- **Exercise aim**: Replicate the data exactly, every line included.

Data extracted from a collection

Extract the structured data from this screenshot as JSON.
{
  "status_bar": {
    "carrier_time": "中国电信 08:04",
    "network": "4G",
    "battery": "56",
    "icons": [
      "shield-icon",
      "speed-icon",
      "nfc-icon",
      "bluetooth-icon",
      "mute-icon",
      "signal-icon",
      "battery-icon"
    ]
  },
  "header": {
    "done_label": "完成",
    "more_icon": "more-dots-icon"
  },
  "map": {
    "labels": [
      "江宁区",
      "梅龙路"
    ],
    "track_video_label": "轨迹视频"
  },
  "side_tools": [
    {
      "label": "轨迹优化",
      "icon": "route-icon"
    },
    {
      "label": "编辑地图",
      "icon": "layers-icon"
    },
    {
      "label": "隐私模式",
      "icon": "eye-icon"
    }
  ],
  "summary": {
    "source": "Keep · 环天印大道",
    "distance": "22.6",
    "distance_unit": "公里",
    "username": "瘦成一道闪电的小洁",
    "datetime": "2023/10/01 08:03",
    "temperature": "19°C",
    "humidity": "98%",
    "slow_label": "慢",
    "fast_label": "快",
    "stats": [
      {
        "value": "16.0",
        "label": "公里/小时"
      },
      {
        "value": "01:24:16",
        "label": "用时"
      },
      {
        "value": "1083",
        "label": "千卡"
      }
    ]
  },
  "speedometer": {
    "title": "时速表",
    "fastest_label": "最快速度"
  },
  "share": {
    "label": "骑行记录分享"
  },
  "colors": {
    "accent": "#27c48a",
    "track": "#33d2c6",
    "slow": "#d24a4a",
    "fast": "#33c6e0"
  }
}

- **Result of the task**:
Extract the structured data from this screenshot as JSON.
{
  "status_bar": {
    "carrier_time": "中国电信 08:04",
    "network": "4G",
    "battery": "56",
    "icons": [
      "shield-icon",
      "speed-icon",
      "nfc-icon",
      "bluetooth-icon",
      "mute-icon",
      "signal-icon",
      "battery-icon"
    ]
  },
  "header": {
    "done_label": "完成",
    "more_icon": "more-dots-icon"
  },
  "map": {
    "labels": [
      "江宁区",
      "梅龙路"
    ],
    "track_video_label": "轨迹视频"
  },
  "side_tools": [
    {
      "label": "轨迹优化",
      "icon": "route-icon"
    },
    {
      "label": "编辑地图",
      "icon": "layers-icon"
    },
    {
      "label": "隐私模式",
      "icon": "eye-icon"
    }
  ],
  "summary": {
    "source": "Keep · 环天印大道",
    "distance": "22.6",
    "distance_unit": "公里",
    "username": "瘦成一道闪电的小洁",
    "datetime": "2023/10/01 08:03",
    "temperature": "19°C",
    "humidity": "98%",
    "slow_label": "慢",
    "fast_label": "快",
    "stats": [
      {
        "value": "16.0",
        "label": "公里/小时"
      },
      {
        "value": "01:24:16",
        "label": "用时"
      },
      {
        "value": "1083",
        "label": "千卡"
      }
    ]
  },
  "speedometer": {
    "title": "时速表",
    "fastest_label": "最快速度"
  },
  "share": {
    "label": "骑行记录分享"
  },
  "colors": {
    "accent": "#27c48a",
    "track": "#33d2c6",
    "slow": "#d24a4a",
    "fast": "#33c6e0"
  }
}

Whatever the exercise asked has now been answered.